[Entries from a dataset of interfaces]
++++++++++

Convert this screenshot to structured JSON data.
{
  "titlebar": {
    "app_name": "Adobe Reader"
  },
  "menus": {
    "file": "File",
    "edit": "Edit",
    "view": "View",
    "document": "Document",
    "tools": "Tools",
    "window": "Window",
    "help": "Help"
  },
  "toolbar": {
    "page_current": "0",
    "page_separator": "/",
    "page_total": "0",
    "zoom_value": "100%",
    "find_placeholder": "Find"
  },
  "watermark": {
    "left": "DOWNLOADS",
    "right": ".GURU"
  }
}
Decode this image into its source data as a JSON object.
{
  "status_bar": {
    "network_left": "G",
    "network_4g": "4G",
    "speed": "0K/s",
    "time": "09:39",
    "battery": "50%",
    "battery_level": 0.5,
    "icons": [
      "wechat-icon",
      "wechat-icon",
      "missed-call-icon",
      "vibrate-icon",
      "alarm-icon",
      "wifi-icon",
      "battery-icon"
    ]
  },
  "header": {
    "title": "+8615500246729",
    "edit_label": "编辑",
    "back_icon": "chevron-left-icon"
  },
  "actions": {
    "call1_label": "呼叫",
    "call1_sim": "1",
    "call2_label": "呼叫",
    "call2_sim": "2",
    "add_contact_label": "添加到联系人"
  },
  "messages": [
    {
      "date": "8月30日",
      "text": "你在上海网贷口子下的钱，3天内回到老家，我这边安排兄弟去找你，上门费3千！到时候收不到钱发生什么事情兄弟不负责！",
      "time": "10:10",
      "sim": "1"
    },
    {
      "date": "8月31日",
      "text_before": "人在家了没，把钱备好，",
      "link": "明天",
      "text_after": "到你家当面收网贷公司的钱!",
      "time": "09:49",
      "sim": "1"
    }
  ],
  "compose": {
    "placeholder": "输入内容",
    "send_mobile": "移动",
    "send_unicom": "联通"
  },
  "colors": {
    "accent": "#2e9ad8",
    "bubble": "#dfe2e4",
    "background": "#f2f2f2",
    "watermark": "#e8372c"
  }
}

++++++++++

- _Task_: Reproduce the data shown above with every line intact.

- _Output for this exercise_:
Convert this screenshot to structured JSON data.
{
  "titlebar": {
    "app_name": "Adobe Reader"
  },
  "menus": {
    "file": "File",
    "edit": "Edit",
    "view": "View",
    "document": "Document",
    "tools": "Tools",
    "window": "Window",
    "help": "Help"
  },
  "toolbar": {
    "page_current": "0",
    "page_separator": "/",
    "page_total": "0",
    "zoom_value": "100%",
    "find_placeholder": "Find"
  },
  "watermark": {
    "left": "DOWNLOADS",
    "right": ".GURU"
  }
}
Decode this image into its source data as a JSON object.
{
  "status_bar": {
    "network_left": "G",
    "network_4g": "4G",
    "speed": "0K/s",
    "time": "09:39",
    "battery": "50%",
    "battery_level": 0.5,
    "icons": [
      "wechat-icon",
      "wechat-icon",
      "missed-call-icon",
      "vibrate-icon",
      "alarm-icon",
      "wifi-icon",
      "battery-icon"
    ]
  },
  "header": {
    "title": "+8615500246729",
    "edit_label": "编辑",
    "back_icon": "chevron-left-icon"
  },
  "actions": {
    "call1_label": "呼叫",
    "call1_sim": "1",
    "call2_label": "呼叫",
    "call2_sim": "2",
    "add_contact_label": "添加到联系人"
  },
  "messages": [
    {
      "date": "8月30日",
      "text": "你在上海网贷口子下的钱，3天内回到老家，我这边安排兄弟去找你，上门费3千！到时候收不到钱发生什么事情兄弟不负责！",
      "time": "10:10",
      "sim": "1"
    },
    {
      "date": "8月31日",
      "text_before": "人在家了没，把钱备好，",
      "link": "明天",
      "text_after": "到你家当面收网贷公司的钱!",
      "time": "09:49",
      "sim": "1"
    }
  ],
  "compose": {
    "placeholder": "输入内容",
    "send_mobile": "移动",
    "send_unicom": "联通"
  },
  "colors": {
    "accent": "#2e9ad8",
    "bubble": "#dfe2e4",
    "background": "#f2f2f2",
    "watermark": "#e8372c"
  }
}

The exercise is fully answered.